Trying -- twice -- to turn around Superquinn while the retail sector collapses takes guts. But then Simon Burke likes a challenge, as his holiday choices show.
Burke's early career began in London where he worked in investigation and corporate recovery with Coopers & Lybrand from 1980. His first retail job was as a finance manager with Virgin in 1987. He swiftly progressed to running the retail division and then to leading Virgin's €1bn-plus international retail and entertainment business.
In 1999, Burke became CEO of toy store Hamley's, steering it to a £59m sale four years later. He then worked on several private equity projects, including an attempted takeover of WH Smith.
He fronted the €450m purchase of Superquinn in 2005 by a consortium including Bernard McNamara. Property debt and declining sales ultimately led to receivership. Musgrave bought it for €200m last year.

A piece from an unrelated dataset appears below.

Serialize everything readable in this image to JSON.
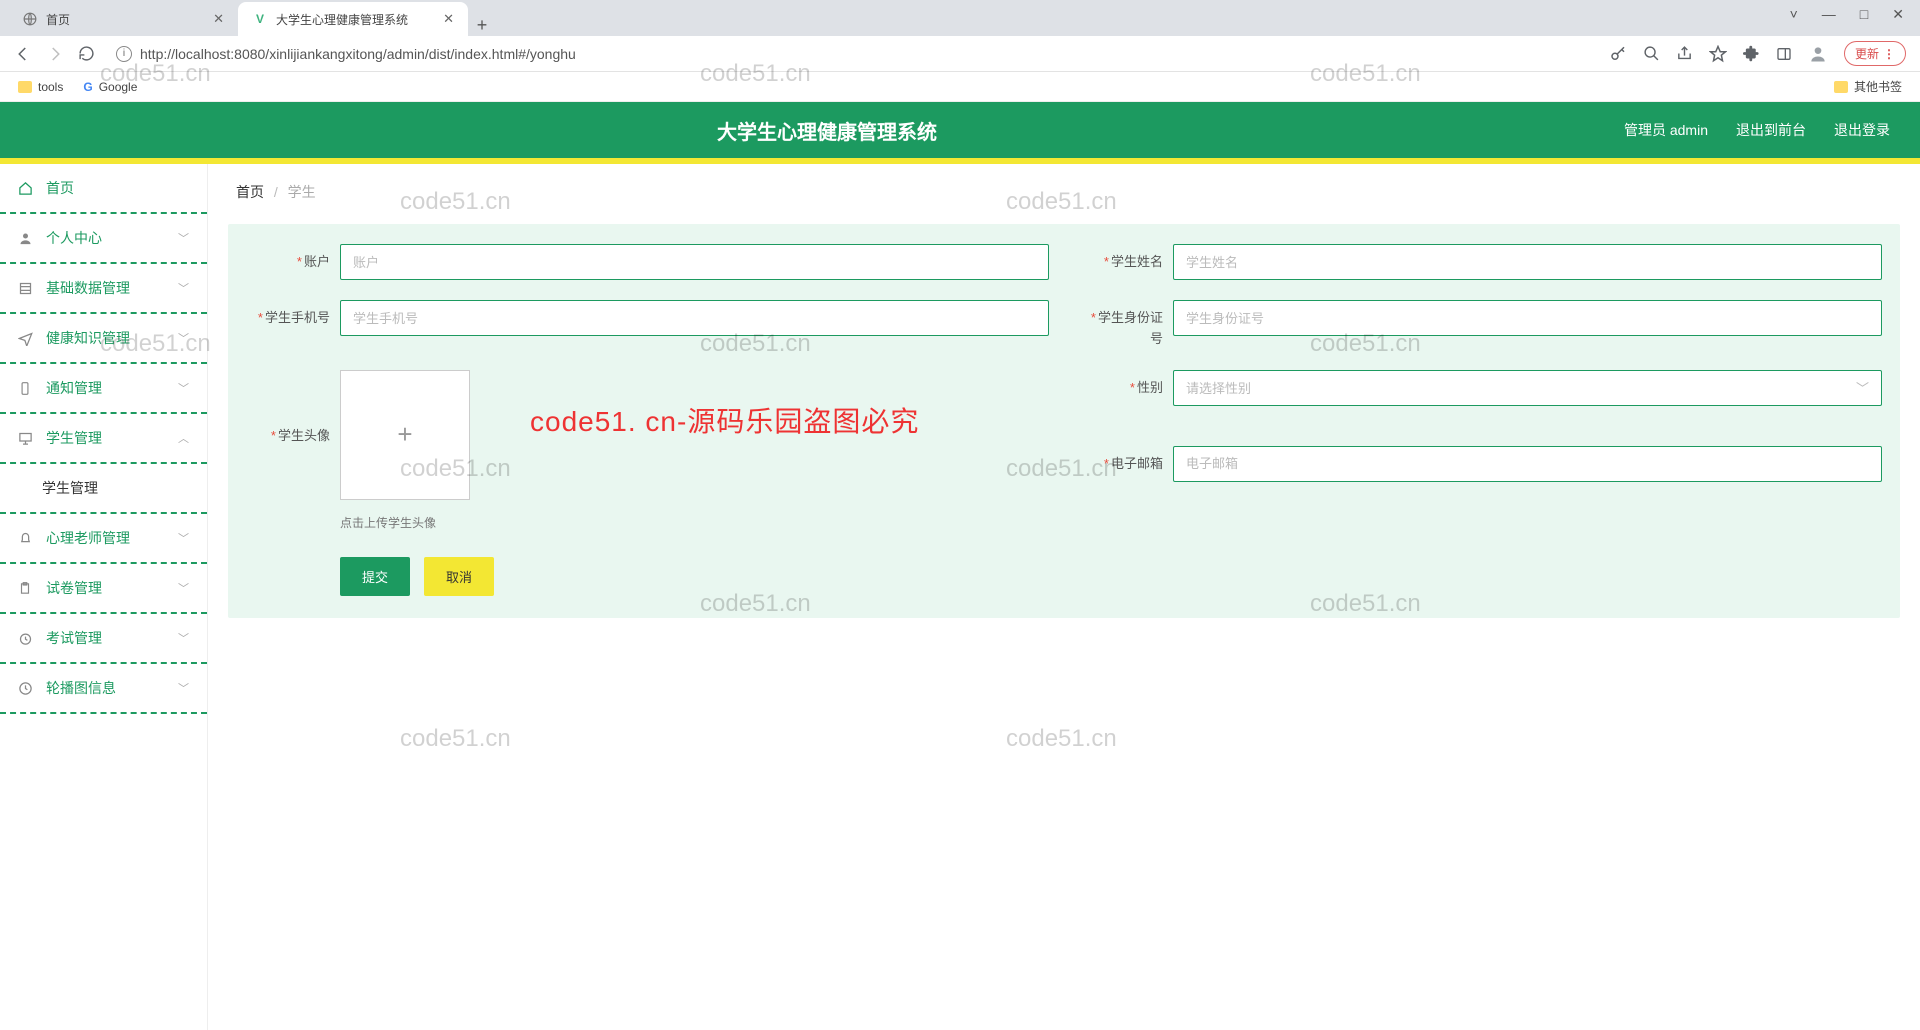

Burke is back in London, where he chairs Hobbycraft, a British arts and crafts business with €155m of yearly sales, and is an investor in a significant new tech startup there. He very briefly chaired John Magnier and JP McManus's pub group Mitchells & Butlers -- one of several chairman to come and go there in recent years.
He's chairman of Eagle Eye, a startup backed by ex-Tesco CEO Terry Leahy with a patented mobile couponing technology. Clients include Karen Millen and McDonald's.
Burke is now looking for a new challenge, preferably with a public company in the consumer space. He has a pilot's licence and likes to fly light aircraft. He also loves exotic travel. Last year, he holidayed in North Korea; this year he's heading for Uzbekistan.
In two weeks' time he'll sit an A-Level in Physics -- just for the heck of it. He enjoys medieval history and is a fan of 17th Century Dutch art.
Sunday Indo Business